States with some of the fastest rates of growth for Hispanic-owned firms between 1997 and 2002 included New York (57 percent), Rhode Island and Georgia (56 percent each), Nevada and South Carolina (48 percent each).

Highest number of firms

Four states accounted for the highest number of Hispanic-owned firms as well as the largest increase in number of firms since 1997:

  • California led all states with 427,727 Hispanic-owned businesses, an increase of 91,322 firms since 1997. Fifteen percent of all businesses in California are owned by Hispanics.
  • Texas ranked second with 319,339 firms, an increase of 78,943 firms since 1997. Eighteen percent of all businesses in the state are Hispanic-owned.
  • Florida ranked third with 266,727 businesses owned by Hispanics, an increase of 72,825 firms since 1997. Seventeen percent of all businesses in the state are Hispanic-owned.
  • New York came in fourth with 163,639 firms, an increase of 59,450 Hispanic-owned firms since 1997. Ten percent of all businesses in the state are Hispanic-owned.

COUNTIES

The counties with the highest number of Hispanic-owned firms were Los Angeles County, Calif. (188,472); Miami-Dade County, Fla. (163,188); Harris County, Texas (61,934); and Bronx County, New York (38,325).

The fastest rates of growth for counties between 1997 and 2002 included Madera County, CA (499 percent); Osceola County, FL (444 percent); Martin County, FL (321 percent); Kaufman County, TX (307 percent); and Prince William County, VA (268 percent).

PLACES

The cities with the highest number of Hispanic-owned firms included New York, NY (129,461); Los Angeles, CA (84,679); Houston, Texas (41,753); Miami, Florida (35,887); and San Antonio, Texas (29,654).

The fastest rates of growth for cities between 1997 and 2002 included South Houston, Texas (726 percent); Uvalde, Texas (651 percent); Kissimmee, FL (569 percent); Bell Gardens, CA (553 percent); and Santa Paula, CA (548).

EMPLOYMENT AND RECEIPTS SIZE
Looking at the employment and receipts size of Hispanic-owned firms in 2002.

There were 29,184 Hispanic-owned firms operating in 2002 with receipts of $1 million or more, compared to 26,666 in 1997, that’s a 9.4 percent increase.

There were 1,510 Hispanic-owned firms in 2002 with 100 employees or more, compared to 1,121 in 1997, that’s a 35 percent increase.
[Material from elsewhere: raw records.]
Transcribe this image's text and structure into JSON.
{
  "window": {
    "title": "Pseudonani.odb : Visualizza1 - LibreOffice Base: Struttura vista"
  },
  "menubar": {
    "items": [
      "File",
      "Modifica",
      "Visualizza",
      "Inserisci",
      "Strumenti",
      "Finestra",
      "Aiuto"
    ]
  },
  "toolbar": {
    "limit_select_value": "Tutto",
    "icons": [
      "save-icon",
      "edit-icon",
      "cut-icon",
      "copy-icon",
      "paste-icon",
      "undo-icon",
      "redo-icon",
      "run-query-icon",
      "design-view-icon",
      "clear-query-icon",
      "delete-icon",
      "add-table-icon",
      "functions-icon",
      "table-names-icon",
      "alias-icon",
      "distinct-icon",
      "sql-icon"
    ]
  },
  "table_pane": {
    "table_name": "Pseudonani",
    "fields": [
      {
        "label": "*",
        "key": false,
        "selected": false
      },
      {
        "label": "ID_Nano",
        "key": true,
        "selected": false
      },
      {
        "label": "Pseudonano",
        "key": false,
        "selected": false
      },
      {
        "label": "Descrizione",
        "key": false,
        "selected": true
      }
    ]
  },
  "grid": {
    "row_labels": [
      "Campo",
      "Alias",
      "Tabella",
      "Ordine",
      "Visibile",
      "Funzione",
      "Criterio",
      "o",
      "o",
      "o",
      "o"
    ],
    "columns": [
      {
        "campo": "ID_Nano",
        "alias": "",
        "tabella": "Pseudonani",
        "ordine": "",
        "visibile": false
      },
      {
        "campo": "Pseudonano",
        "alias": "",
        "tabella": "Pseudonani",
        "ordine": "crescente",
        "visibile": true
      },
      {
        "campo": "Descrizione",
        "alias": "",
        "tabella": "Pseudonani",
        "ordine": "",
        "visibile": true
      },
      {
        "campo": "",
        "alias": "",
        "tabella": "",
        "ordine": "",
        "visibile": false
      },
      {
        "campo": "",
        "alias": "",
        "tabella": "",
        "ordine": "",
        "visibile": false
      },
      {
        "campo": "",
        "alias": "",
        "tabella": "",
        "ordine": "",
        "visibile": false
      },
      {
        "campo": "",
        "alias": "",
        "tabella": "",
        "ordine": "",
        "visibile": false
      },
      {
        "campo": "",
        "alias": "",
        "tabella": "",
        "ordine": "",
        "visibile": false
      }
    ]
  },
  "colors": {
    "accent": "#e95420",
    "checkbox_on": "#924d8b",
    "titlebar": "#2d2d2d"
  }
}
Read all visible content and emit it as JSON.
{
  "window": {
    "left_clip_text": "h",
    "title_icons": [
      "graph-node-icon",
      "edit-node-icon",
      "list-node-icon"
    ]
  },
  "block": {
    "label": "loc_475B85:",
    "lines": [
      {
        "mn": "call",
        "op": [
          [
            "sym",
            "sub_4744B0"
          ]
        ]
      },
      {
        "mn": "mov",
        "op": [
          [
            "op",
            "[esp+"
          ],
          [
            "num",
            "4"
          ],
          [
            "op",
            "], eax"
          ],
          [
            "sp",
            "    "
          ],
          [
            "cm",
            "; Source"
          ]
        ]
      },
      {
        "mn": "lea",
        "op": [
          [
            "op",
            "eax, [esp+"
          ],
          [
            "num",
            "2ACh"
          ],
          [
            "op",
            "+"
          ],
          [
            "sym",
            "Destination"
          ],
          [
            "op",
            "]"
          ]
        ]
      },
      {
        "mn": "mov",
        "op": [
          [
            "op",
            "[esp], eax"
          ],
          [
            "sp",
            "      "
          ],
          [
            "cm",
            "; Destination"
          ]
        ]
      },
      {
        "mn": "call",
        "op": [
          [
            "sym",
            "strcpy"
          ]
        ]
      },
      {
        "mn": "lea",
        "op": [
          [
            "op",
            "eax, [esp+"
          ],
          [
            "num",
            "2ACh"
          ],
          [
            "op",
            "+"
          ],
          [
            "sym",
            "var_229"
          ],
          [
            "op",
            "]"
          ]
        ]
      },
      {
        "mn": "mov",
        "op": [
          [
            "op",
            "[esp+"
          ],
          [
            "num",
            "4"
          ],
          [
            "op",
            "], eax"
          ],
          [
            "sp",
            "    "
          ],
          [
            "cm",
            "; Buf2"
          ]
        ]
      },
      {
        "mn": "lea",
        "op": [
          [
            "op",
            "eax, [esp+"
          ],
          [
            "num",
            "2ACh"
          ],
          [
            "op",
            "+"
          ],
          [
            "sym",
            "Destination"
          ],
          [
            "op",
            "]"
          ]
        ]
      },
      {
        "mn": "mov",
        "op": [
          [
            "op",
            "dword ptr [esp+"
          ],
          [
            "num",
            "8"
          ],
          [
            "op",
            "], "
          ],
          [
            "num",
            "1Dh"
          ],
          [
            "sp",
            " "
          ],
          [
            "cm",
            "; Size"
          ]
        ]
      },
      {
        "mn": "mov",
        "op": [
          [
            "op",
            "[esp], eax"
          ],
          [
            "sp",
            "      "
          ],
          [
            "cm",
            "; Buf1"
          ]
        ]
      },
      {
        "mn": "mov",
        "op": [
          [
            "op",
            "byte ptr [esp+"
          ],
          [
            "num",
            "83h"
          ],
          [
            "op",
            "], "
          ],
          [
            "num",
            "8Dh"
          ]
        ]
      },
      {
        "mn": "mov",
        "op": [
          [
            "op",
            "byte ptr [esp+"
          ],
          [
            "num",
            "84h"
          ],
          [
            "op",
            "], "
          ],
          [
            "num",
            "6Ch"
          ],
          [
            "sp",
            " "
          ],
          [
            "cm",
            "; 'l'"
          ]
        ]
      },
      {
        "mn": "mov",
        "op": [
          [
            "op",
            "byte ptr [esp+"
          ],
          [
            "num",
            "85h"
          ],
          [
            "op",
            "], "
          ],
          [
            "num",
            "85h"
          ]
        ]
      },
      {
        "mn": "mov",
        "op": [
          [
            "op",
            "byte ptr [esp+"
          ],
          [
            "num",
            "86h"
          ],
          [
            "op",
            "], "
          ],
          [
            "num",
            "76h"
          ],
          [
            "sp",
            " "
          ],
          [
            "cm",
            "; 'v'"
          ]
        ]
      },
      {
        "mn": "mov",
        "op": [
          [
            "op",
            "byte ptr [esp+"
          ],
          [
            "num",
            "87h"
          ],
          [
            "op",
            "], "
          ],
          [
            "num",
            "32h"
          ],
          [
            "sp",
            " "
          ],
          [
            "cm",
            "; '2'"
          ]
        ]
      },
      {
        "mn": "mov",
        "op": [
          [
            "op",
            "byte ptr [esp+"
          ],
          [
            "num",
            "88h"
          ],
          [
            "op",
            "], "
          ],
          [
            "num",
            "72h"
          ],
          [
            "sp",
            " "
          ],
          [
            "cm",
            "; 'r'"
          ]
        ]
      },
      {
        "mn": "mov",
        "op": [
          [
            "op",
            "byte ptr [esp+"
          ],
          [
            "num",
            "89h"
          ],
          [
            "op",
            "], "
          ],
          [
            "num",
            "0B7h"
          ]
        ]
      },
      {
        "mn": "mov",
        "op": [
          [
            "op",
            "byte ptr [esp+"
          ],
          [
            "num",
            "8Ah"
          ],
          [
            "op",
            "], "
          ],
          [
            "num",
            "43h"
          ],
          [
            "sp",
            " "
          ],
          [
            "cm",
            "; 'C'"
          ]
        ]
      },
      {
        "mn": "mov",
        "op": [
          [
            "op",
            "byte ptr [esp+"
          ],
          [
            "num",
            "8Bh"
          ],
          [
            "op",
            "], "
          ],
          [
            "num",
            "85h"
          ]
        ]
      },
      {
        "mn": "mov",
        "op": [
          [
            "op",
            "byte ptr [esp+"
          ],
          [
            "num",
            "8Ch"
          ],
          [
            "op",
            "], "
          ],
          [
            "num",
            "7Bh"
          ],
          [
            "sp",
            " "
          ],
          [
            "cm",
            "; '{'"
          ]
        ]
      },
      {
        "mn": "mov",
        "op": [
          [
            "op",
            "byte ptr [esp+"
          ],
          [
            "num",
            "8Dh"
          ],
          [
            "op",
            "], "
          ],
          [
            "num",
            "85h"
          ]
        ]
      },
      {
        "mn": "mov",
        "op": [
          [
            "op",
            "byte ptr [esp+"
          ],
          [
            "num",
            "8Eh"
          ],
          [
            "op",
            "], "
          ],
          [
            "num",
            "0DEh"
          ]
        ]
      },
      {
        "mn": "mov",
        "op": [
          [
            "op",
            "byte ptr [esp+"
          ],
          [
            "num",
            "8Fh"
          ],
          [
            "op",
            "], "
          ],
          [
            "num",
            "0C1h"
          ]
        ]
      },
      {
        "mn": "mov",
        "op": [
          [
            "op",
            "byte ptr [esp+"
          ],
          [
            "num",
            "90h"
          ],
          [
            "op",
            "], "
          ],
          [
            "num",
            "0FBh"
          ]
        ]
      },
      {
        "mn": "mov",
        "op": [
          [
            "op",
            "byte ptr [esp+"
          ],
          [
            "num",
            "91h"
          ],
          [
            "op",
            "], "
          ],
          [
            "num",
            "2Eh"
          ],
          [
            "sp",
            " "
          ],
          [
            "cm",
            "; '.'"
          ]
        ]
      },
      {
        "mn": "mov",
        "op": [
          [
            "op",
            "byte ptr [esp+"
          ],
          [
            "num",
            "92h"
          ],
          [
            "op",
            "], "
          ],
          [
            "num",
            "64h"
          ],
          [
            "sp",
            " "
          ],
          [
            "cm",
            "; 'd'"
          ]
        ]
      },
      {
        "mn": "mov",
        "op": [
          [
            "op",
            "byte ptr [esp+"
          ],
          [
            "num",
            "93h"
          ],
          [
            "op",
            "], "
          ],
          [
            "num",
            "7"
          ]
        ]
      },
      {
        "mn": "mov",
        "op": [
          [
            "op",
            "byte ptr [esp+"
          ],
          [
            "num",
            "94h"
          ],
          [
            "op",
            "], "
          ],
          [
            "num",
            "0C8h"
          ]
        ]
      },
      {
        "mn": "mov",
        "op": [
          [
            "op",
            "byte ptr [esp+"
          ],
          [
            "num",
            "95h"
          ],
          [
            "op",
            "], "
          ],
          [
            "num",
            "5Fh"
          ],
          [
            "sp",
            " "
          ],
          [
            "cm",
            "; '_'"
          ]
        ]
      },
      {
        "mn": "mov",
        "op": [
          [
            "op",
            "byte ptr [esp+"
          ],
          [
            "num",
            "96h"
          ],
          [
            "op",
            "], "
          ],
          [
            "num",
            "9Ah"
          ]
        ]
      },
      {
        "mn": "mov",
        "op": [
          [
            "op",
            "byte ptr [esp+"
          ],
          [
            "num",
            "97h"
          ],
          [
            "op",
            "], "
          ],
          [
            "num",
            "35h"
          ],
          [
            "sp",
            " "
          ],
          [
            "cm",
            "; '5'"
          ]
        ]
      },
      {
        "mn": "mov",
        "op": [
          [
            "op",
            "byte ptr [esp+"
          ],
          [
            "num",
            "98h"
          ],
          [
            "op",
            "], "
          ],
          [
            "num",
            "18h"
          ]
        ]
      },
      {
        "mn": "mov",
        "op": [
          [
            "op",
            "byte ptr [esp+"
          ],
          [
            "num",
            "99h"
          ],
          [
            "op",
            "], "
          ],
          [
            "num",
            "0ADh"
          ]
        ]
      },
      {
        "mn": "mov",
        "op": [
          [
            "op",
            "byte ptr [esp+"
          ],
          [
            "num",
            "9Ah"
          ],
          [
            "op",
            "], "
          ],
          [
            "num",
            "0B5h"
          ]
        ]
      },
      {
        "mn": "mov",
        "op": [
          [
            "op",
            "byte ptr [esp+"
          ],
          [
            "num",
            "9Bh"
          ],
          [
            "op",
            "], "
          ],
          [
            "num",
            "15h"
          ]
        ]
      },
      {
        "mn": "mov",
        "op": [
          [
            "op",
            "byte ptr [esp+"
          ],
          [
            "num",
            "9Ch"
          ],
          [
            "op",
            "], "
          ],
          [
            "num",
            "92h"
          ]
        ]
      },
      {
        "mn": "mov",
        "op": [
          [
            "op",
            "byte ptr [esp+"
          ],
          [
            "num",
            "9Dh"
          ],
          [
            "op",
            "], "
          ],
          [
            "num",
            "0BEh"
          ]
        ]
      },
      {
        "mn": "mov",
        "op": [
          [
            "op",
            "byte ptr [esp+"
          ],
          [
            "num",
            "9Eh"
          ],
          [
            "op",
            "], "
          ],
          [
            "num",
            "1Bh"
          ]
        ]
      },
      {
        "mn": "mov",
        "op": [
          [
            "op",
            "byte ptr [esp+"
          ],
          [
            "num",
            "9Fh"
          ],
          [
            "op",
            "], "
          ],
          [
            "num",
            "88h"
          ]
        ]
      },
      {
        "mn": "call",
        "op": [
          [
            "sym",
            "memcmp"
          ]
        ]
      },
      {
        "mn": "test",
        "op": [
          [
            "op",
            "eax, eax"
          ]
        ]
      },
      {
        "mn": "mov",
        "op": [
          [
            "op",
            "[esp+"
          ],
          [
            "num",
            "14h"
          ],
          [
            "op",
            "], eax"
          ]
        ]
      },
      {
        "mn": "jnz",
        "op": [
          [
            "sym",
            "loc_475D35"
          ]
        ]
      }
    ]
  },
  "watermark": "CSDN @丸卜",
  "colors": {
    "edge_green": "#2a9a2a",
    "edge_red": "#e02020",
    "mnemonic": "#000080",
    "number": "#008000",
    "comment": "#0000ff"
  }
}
Revenue for these Hispanic-owned firms reached $42 billion, compared to $28 billion in 1997, a 50 percent increase.

Looking at just those Hispanic-owned firms with 500 or more employees, the number of firms increased from 115 to 183 (a 59 percent increase) but the revenue increased from $5.5 billion to $14.8 billion between 1997 and 2002, a 169 percent increase.

DETAILED HISPANIC OR LATINO ORIGIN

In 2002, firms owned by people of Mexican origin accounted for nearly 700,000 or 44 percent of all Hispanic-owned firms. There were 109,000 Puerto Rican-owned firms, representing almost 7 percent of all Hispanic-owned firms. Cuban-owned businesses accounted for about 10 percent of all Hispanic-owned firms, or nearly 152,000 firms.

Businesses owned by Mexicans, Mexican Americans and Chicanos in 2002 were predominately located in California (39.4 percent) and in Texas (33.6 percent).

Sixty-one percent of all businesses owned by Puerto Ricans were located in just 3 states in 2002: New York (29 percent), Florida (22.4 percent), and New Jersey (9.7 percent).

Seventy-four percent of all Cuban-owned businesses were in Florida.

California, New York, Florida, and Texas accounted for 71.2 percent of businesses classified as Other Spanish/Hispanic/or Latino-owned.

CONCLUSION

The Census Bureau has projected that over the next two generations, from 2000 to 2050, the U.S. labor force will dramatically change in terms of racial and ethnic composition.

Hispanics in the labor force grew by 9.2 million in the previous generation, from 1980 to 2000. By 2050, Hispanics in the labor force will go from accounting for about 1 in 10 U.S. workers to about 1 in 4. Minority-owned businesses will therefore, be at the forefront of these changes.

Now, I hope that you have begun to visualize a picture in your mind, one that illustrates that Hispanic-owned firms are growing at a fast pace and are vital contributors to the U.S. economy.

Thank you.


Source: U.S. Census Bureau | Public Information Office | PIO@census.gov | Last Revised: June 14, 2013